Both TAVR and SAVR have risks associated with them as well as similar outcomes in terms of survival and improvement in symptoms.
- In terms of longevity, both TAVR and SAVR have similar outcomes, with both valves lasting for about 10-15 years.
- Minimal invasive procedure: One of the main advantages of TAVR over SAVR is that it is a minimally invasive procedure, which means that the incision is much smaller and there is less pain and discomfort to the body.
- Better quality of life: As TAVR is done through a catheter rather than open-heart surgery, there is a lower risk of complications such as bleeding and infection.
- Latest Technology with lesser pain & faster recovery Another advantage of TAVR is that it is typically considered a safer option for high-risk patients, such as the elderly or those with other health conditions that make open-heart surgery risky. This is because TAVR is less invasive and carries a lower risk of complications.

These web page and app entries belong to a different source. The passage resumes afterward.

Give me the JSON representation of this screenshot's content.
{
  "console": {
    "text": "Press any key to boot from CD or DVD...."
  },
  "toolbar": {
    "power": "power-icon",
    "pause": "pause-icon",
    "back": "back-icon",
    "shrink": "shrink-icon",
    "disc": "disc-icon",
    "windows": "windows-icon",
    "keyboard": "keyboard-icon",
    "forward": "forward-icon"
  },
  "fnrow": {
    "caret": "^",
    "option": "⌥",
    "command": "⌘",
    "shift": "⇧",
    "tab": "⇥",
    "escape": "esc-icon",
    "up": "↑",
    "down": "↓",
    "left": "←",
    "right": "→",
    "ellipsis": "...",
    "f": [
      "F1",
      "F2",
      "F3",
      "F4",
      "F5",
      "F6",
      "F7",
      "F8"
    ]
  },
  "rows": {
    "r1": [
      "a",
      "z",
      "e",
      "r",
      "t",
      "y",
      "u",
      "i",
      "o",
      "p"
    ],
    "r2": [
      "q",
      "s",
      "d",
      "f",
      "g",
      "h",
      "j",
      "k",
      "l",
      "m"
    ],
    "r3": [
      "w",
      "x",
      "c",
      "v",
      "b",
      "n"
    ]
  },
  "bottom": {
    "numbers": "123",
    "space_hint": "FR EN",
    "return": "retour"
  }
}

- Shorter hospital stay & improvement in heart function: TAVR is associated with a shorter hospital stay and a faster recovery time when compared to SAVR. TAVR also has a lower risk of stroke in comparison to SAVR.

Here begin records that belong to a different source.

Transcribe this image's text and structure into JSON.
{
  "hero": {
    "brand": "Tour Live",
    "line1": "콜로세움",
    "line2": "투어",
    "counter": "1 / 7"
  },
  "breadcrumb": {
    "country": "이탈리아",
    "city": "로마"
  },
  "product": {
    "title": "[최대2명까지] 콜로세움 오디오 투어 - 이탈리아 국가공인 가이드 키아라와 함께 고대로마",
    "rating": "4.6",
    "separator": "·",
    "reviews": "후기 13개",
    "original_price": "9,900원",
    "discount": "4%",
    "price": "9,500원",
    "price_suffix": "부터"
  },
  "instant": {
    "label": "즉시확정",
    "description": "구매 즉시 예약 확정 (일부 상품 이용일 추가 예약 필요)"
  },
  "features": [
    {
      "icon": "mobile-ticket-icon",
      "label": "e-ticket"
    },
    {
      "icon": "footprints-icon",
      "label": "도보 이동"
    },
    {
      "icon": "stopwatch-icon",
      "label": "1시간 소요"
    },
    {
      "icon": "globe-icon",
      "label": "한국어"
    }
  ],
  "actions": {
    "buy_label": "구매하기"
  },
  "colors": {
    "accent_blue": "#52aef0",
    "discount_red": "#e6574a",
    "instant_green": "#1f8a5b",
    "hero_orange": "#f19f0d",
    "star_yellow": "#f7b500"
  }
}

Also, the following factors decide which is the right procedure to choose between SAVR and TAVR,
- Size considerations – Your surgeon will consider the size of your aortic valve and blood vessels.

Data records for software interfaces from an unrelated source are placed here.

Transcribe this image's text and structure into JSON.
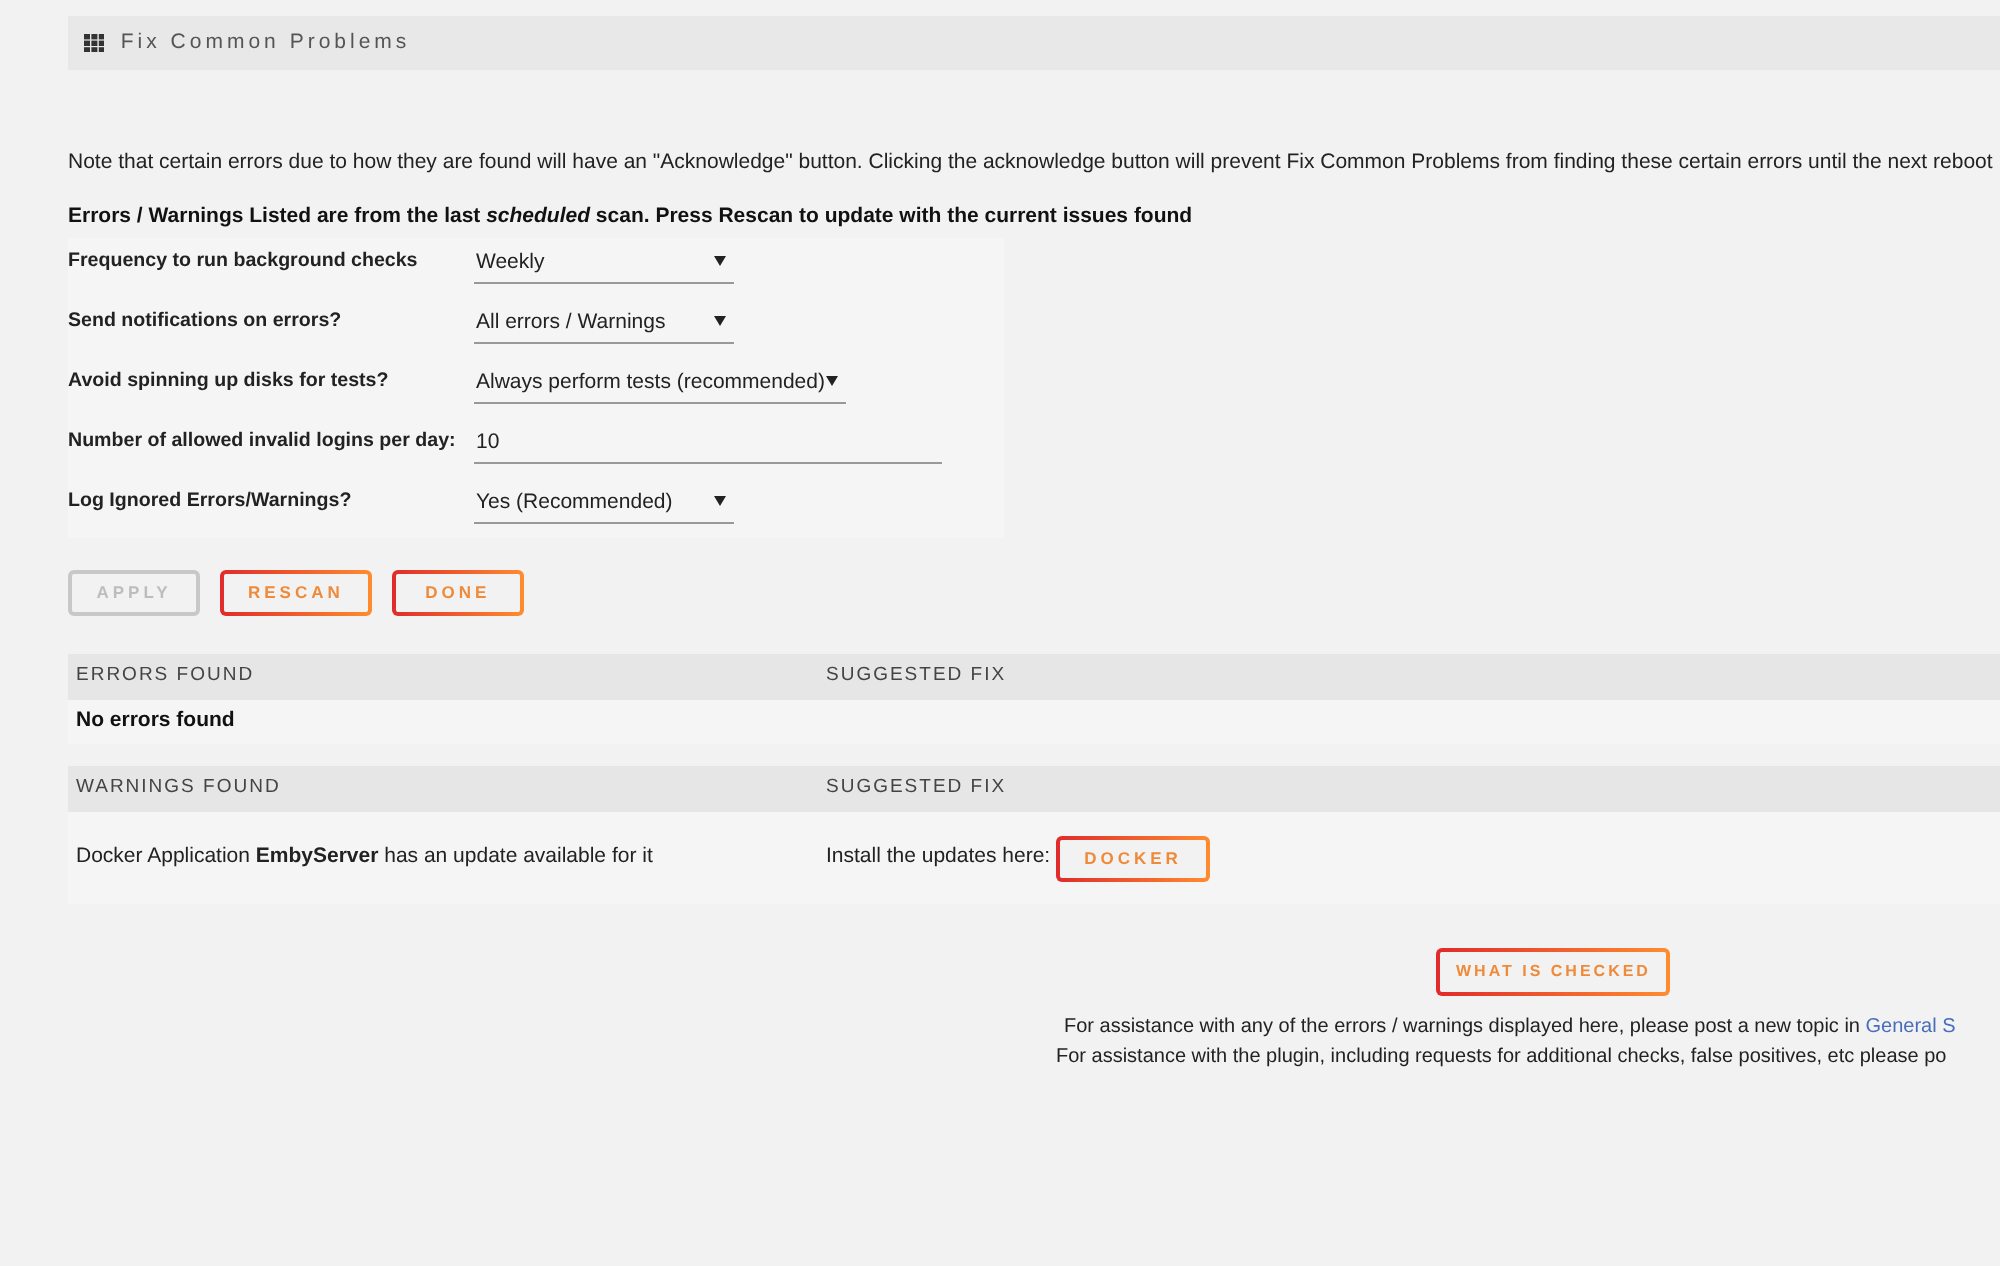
{
  "header": {
    "title": "Fix Common Problems"
  },
  "note": "Note that certain errors due to how they are found will have an \"Acknowledge\" button. Clicking the acknowledge button will prevent Fix Common Problems from finding these certain errors until the next reboot",
  "scan_info": "Errors / Warnings Listed are from the last *scheduled* scan. Press Rescan to update with the current issues found",
  "settings": [
    {
      "kind": "select",
      "label": "Frequency to run background checks",
      "value": "Weekly"
    },
    {
      "kind": "select",
      "label": "Send notifications on errors?",
      "value": "All errors / Warnings"
    },
    {
      "kind": "select",
      "label": "Avoid spinning up disks for tests?",
      "value": "Always perform tests (recommended)"
    },
    {
      "kind": "input",
      "label": "Number of allowed invalid logins per day:",
      "value": "10"
    },
    {
      "kind": "select",
      "label": "Log Ignored Errors/Warnings?",
      "value": "Yes (Recommended)"
    }
  ],
  "buttons": [
    {
      "label": "APPLY",
      "disabled": true
    },
    {
      "label": "RESCAN",
      "disabled": false
    },
    {
      "label": "DONE",
      "disabled": false
    }
  ],
  "errors_table": {
    "columns": [
      "ERRORS FOUND",
      "SUGGESTED FIX"
    ],
    "rows": [
      {
        "kind": "empty",
        "text": "No errors found"
      }
    ]
  },
  "warnings_table": {
    "columns": [
      "WARNINGS FOUND",
      "SUGGESTED FIX"
    ],
    "rows": [
      {
        "kind": "issue",
        "text": "Docker Application **EmbyServer** has an update available for it",
        "fix": "Install the updates here:",
        "fix_button": "DOCKER"
      }
    ]
  },
  "what_is_checked_button": "WHAT IS CHECKED",
  "footer": [
    {
      "text": "For assistance with any of the errors / warnings displayed here, please post a new topic in",
      "link": "General S"
    },
    {
      "text": "For assistance with the plugin, including requests for additional checks, false positives, etc please po"
    }
  ]
}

- Type of Aortic Disease – The type of aortic disease or condition also influences the surgeon’s choices.
- Co-morbidities – Pre-existing co-morbidities like diabetes, lung disease or a history of heart attack will heavily influence the surgeon in the choice of procedure.
- Cardiac issues and stroke risks – The choice of valve procedures is determined by the presence of certain cardiac conditions in patients. Like those with coronary artery diseases requiring surgical correction should opt for SAVR.
- Age and frailty – Physiological conditions like age and capacities in daily life like ability to function on their own, mobility, ability to move around and strength of grip also determine the choice of valve procedure.
It’s important to consult a cardiologist and/or cardiac surgeon for guidance on which procedure is best for you, as the best option will depend on the individual’s specific heart condition and overall health. This will involve exploring all the benefits, risks, advantages, and disadvantages as well. Both TAVR and SAVR have similar outcomes in terms of survival and improvement in symptoms, but each has unique advantages and disadvantages.
Q. What is the difference between TAVR and SAVR?
A. TAVR is a minimally invasive procedure that is done through a small incision in the groin. A catheter is inserted through the incision and guided to the heart, where a replacement valve is deployed. SAVR, on the other hand, is a traditional open-heart surgical procedure that involves making a large incision in the chest to access the heart. The aortic valve is then replaced through the incision.
Q. Who is a candidate for TAVR?
A. TAVR is typically done on patients who are considered high-risk for traditional open-heart surgery. This can include elderly patients or those with other health conditions such as lung disease, kidney disease, or a history of previous heart surgery.
Q. Who is a candidate for SAVR?
A. SAVR is typically done on younger patients and those who can tolerate open-heart surgery.
Q. How long does each procedure take?
A. TAVR typically takes about 2-4 hours, while SAVR can take 4-6 hours or longer.
Q. What is the recovery time for each procedure?
A. TAVR has a shorter recovery time than SAVR, with most patients able to return to normal activities within 1-2 weeks. SAVR has a longer recovery time, with most patients taking 4-6 weeks or longer to fully recover.
Q. What are the risks associated with TAVR and SAVR?
A. TAVR carries a risk of complications such as bleeding, infection, and valve-related complications. SAVR carries risks such as bleeding, infection, and blood clots, as well as the risks associated with any open-heart surgery.
Q. How long do the valves last?
A. Both TAVR and SAVR valves last for about 10-15 years.
Q. Which procedure is best for me?
A. The best procedure for you will depend on your specific condition and overall health. It is important to consult a cardiologist and/or cardiac surgeon for guidance on which procedure is best for you.